→ Problem description: Copy each record below exactly, please, and leave its pictures out.
====================
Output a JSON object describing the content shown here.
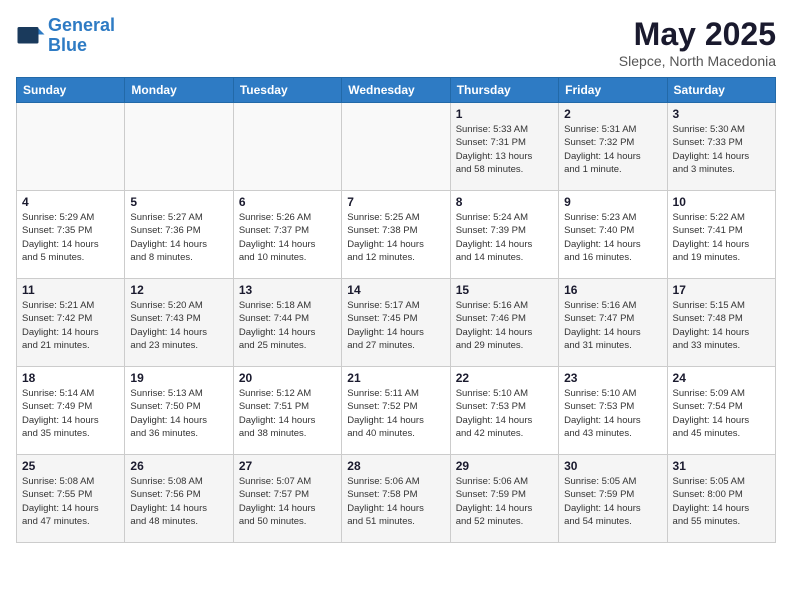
{
  "header": {
    "logo_line1": "General",
    "logo_line2": "Blue",
    "month": "May 2025",
    "location": "Slepce, North Macedonia"
  },
  "weekdays": [
    "Sunday",
    "Monday",
    "Tuesday",
    "Wednesday",
    "Thursday",
    "Friday",
    "Saturday"
  ],
  "weeks": [
    [
      {
        "day": "",
        "info": ""
      },
      {
        "day": "",
        "info": ""
      },
      {
        "day": "",
        "info": ""
      },
      {
        "day": "",
        "info": ""
      },
      {
        "day": "1",
        "info": "Sunrise: 5:33 AM\nSunset: 7:31 PM\nDaylight: 13 hours\nand 58 minutes."
      },
      {
        "day": "2",
        "info": "Sunrise: 5:31 AM\nSunset: 7:32 PM\nDaylight: 14 hours\nand 1 minute."
      },
      {
        "day": "3",
        "info": "Sunrise: 5:30 AM\nSunset: 7:33 PM\nDaylight: 14 hours\nand 3 minutes."
      }
    ],
    [
      {
        "day": "4",
        "info": "Sunrise: 5:29 AM\nSunset: 7:35 PM\nDaylight: 14 hours\nand 5 minutes."
      },
      {
        "day": "5",
        "info": "Sunrise: 5:27 AM\nSunset: 7:36 PM\nDaylight: 14 hours\nand 8 minutes."
      },
      {
        "day": "6",
        "info": "Sunrise: 5:26 AM\nSunset: 7:37 PM\nDaylight: 14 hours\nand 10 minutes."
      },
      {
        "day": "7",
        "info": "Sunrise: 5:25 AM\nSunset: 7:38 PM\nDaylight: 14 hours\nand 12 minutes."
      },
      {
        "day": "8",
        "info": "Sunrise: 5:24 AM\nSunset: 7:39 PM\nDaylight: 14 hours\nand 14 minutes."
      },
      {
        "day": "9",
        "info": "Sunrise: 5:23 AM\nSunset: 7:40 PM\nDaylight: 14 hours\nand 16 minutes."
      },
      {
        "day": "10",
        "info": "Sunrise: 5:22 AM\nSunset: 7:41 PM\nDaylight: 14 hours\nand 19 minutes."
      }
    ],
    [
      {
        "day": "11",
        "info": "Sunrise: 5:21 AM\nSunset: 7:42 PM\nDaylight: 14 hours\nand 21 minutes."
      },
      {
        "day": "12",
        "info": "Sunrise: 5:20 AM\nSunset: 7:43 PM\nDaylight: 14 hours\nand 23 minutes."
      },
      {
        "day": "13",
        "info": "Sunrise: 5:18 AM\nSunset: 7:44 PM\nDaylight: 14 hours\nand 25 minutes."
      },
      {
        "day": "14",
        "info": "Sunrise: 5:17 AM\nSunset: 7:45 PM\nDaylight: 14 hours\nand 27 minutes."
      },
      {
        "day": "15",
        "info": "Sunrise: 5:16 AM\nSunset: 7:46 PM\nDaylight: 14 hours\nand 29 minutes."
      },
      {
        "day": "16",
        "info": "Sunrise: 5:16 AM\nSunset: 7:47 PM\nDaylight: 14 hours\nand 31 minutes."
      },
      {
        "day": "17",
        "info": "Sunrise: 5:15 AM\nSunset: 7:48 PM\nDaylight: 14 hours\nand 33 minutes."
      }
    ],
    [
      {
        "day": "18",
        "info": "Sunrise: 5:14 AM\nSunset: 7:49 PM\nDaylight: 14 hours\nand 35 minutes."
      },
      {
        "day": "19",
        "info": "Sunrise: 5:13 AM\nSunset: 7:50 PM\nDaylight: 14 hours\nand 36 minutes."
      },
      {
        "day": "20",
        "info": "Sunrise: 5:12 AM\nSunset: 7:51 PM\nDaylight: 14 hours\nand 38 minutes."
      },
      {
        "day": "21",
        "info": "Sunrise: 5:11 AM\nSunset: 7:52 PM\nDaylight: 14 hours\nand 40 minutes."
      },
      {
        "day": "22",
        "info": "Sunrise: 5:10 AM\nSunset: 7:53 PM\nDaylight: 14 hours\nand 42 minutes."
      },
      {
        "day": "23",
        "info": "Sunrise: 5:10 AM\nSunset: 7:53 PM\nDaylight: 14 hours\nand 43 minutes."
      },
      {
        "day": "24",
        "info": "Sunrise: 5:09 AM\nSunset: 7:54 PM\nDaylight: 14 hours\nand 45 minutes."
      }
    ],
    [
      {
        "day": "25",
        "info": "Sunrise: 5:08 AM\nSunset: 7:55 PM\nDaylight: 14 hours\nand 47 minutes."
      },
      {
        "day": "26",
        "info": "Sunrise: 5:08 AM\nSunset: 7:56 PM\nDaylight: 14 hours\nand 48 minutes."
      },
      {
        "day": "27",
        "info": "Sunrise: 5:07 AM\nSunset: 7:57 PM\nDaylight: 14 hours\nand 50 minutes."
      },
      {
        "day": "28",
        "info": "Sunrise: 5:06 AM\nSunset: 7:58 PM\nDaylight: 14 hours\nand 51 minutes."
      },
      {
        "day": "29",
        "info": "Sunrise: 5:06 AM\nSunset: 7:59 PM\nDaylight: 14 hours\nand 52 minutes."
      },
      {
        "day": "30",
        "info": "Sunrise: 5:05 AM\nSunset: 7:59 PM\nDaylight: 14 hours\nand 54 minutes."
      },
      {
        "day": "31",
        "info": "Sunrise: 5:05 AM\nSunset: 8:00 PM\nDaylight: 14 hours\nand 55 minutes."
      }
    ]
  ]
}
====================
→ Response box:
Output a JSON object describing the content shown here.
{
  "header": {
    "logo_line1": "General",
    "logo_line2": "Blue",
    "month": "May 2025",
    "location": "Slepce, North Macedonia"
  },
  "weekdays": [
    "Sunday",
    "Monday",
    "Tuesday",
    "Wednesday",
    "Thursday",
    "Friday",
    "Saturday"
  ],
  "weeks": [
    [
      {
        "day": "",
        "info": ""
      },
      {
        "day": "",
        "info": ""
      },
      {
        "day": "",
        "info": ""
      },
      {
        "day": "",
        "info": ""
      },
      {
        "day": "1",
        "info": "Sunrise: 5:33 AM\nSunset: 7:31 PM\nDaylight: 13 hours\nand 58 minutes."
      },
      {
        "day": "2",
        "info": "Sunrise: 5:31 AM\nSunset: 7:32 PM\nDaylight: 14 hours\nand 1 minute."
      },
      {
        "day": "3",
        "info": "Sunrise: 5:30 AM\nSunset: 7:33 PM\nDaylight: 14 hours\nand 3 minutes."
      }
    ],
    [
      {
        "day": "4",
        "info": "Sunrise: 5:29 AM\nSunset: 7:35 PM\nDaylight: 14 hours\nand 5 minutes."
      },
      {
        "day": "5",
        "info": "Sunrise: 5:27 AM\nSunset: 7:36 PM\nDaylight: 14 hours\nand 8 minutes."
      },
      {
        "day": "6",
        "info": "Sunrise: 5:26 AM\nSunset: 7:37 PM\nDaylight: 14 hours\nand 10 minutes."
      },
      {
        "day": "7",
        "info": "Sunrise: 5:25 AM\nSunset: 7:38 PM\nDaylight: 14 hours\nand 12 minutes."
      },
      {
        "day": "8",
        "info": "Sunrise: 5:24 AM\nSunset: 7:39 PM\nDaylight: 14 hours\nand 14 minutes."
      },
      {
        "day": "9",
        "info": "Sunrise: 5:23 AM\nSunset: 7:40 PM\nDaylight: 14 hours\nand 16 minutes."
      },
      {
        "day": "10",
        "info": "Sunrise: 5:22 AM\nSunset: 7:41 PM\nDaylight: 14 hours\nand 19 minutes."
      }
    ],
    [
      {
        "day": "11",
        "info": "Sunrise: 5:21 AM\nSunset: 7:42 PM\nDaylight: 14 hours\nand 21 minutes."
      },
      {
        "day": "12",
        "info": "Sunrise: 5:20 AM\nSunset: 7:43 PM\nDaylight: 14 hours\nand 23 minutes."
      },
      {
        "day": "13",
        "info": "Sunrise: 5:18 AM\nSunset: 7:44 PM\nDaylight: 14 hours\nand 25 minutes."
      },
      {
        "day": "14",
        "info": "Sunrise: 5:17 AM\nSunset: 7:45 PM\nDaylight: 14 hours\nand 27 minutes."
      },
      {
        "day": "15",
        "info": "Sunrise: 5:16 AM\nSunset: 7:46 PM\nDaylight: 14 hours\nand 29 minutes."
      },
      {
        "day": "16",
        "info": "Sunrise: 5:16 AM\nSunset: 7:47 PM\nDaylight: 14 hours\nand 31 minutes."
      },
      {
        "day": "17",
        "info": "Sunrise: 5:15 AM\nSunset: 7:48 PM\nDaylight: 14 hours\nand 33 minutes."
      }
    ],
    [
      {
        "day": "18",
        "info": "Sunrise: 5:14 AM\nSunset: 7:49 PM\nDaylight: 14 hours\nand 35 minutes."
      },
      {
        "day": "19",
        "info": "Sunrise: 5:13 AM\nSunset: 7:50 PM\nDaylight: 14 hours\nand 36 minutes."
      },
      {
        "day": "20",
        "info": "Sunrise: 5:12 AM\nSunset: 7:51 PM\nDaylight: 14 hours\nand 38 minutes."
      },
      {
        "day": "21",
        "info": "Sunrise: 5:11 AM\nSunset: 7:52 PM\nDaylight: 14 hours\nand 40 minutes."
      },
      {
        "day": "22",
        "info": "Sunrise: 5:10 AM\nSunset: 7:53 PM\nDaylight: 14 hours\nand 42 minutes."
      },
      {
        "day": "23",
        "info": "Sunrise: 5:10 AM\nSunset: 7:53 PM\nDaylight: 14 hours\nand 43 minutes."
      },
      {
        "day": "24",
        "info": "Sunrise: 5:09 AM\nSunset: 7:54 PM\nDaylight: 14 hours\nand 45 minutes."
      }
    ],
    [
      {
        "day": "25",
        "info": "Sunrise: 5:08 AM\nSunset: 7:55 PM\nDaylight: 14 hours\nand 47 minutes."
      },
      {
        "day": "26",
        "info": "Sunrise: 5:08 AM\nSunset: 7:56 PM\nDaylight: 14 hours\nand 48 minutes."
      },
      {
        "day": "27",
        "info": "Sunrise: 5:07 AM\nSunset: 7:57 PM\nDaylight: 14 hours\nand 50 minutes."
      },
      {
        "day": "28",
        "info": "Sunrise: 5:06 AM\nSunset: 7:58 PM\nDaylight: 14 hours\nand 51 minutes."
      },
      {
        "day": "29",
        "info": "Sunrise: 5:06 AM\nSunset: 7:59 PM\nDaylight: 14 hours\nand 52 minutes."
      },
      {
        "day": "30",
        "info": "Sunrise: 5:05 AM\nSunset: 7:59 PM\nDaylight: 14 hours\nand 54 minutes."
      },
      {
        "day": "31",
        "info": "Sunrise: 5:05 AM\nSunset: 8:00 PM\nDaylight: 14 hours\nand 55 minutes."
      }
    ]
  ]
}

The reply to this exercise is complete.